Prime Minister of the UK (2007-2010), Chancellor of the Exchequer of the UK (1997-2007), 9th Yalta Annual Meeting, 2012

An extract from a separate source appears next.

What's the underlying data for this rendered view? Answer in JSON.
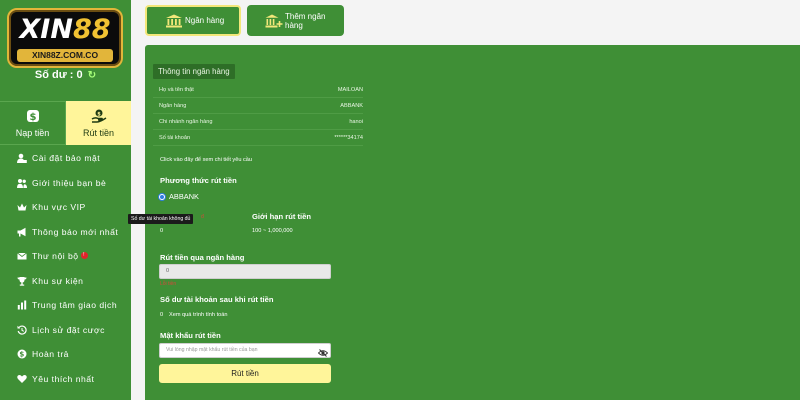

«We talk about the future of Europe and don’t talk about it in the context of the global economy»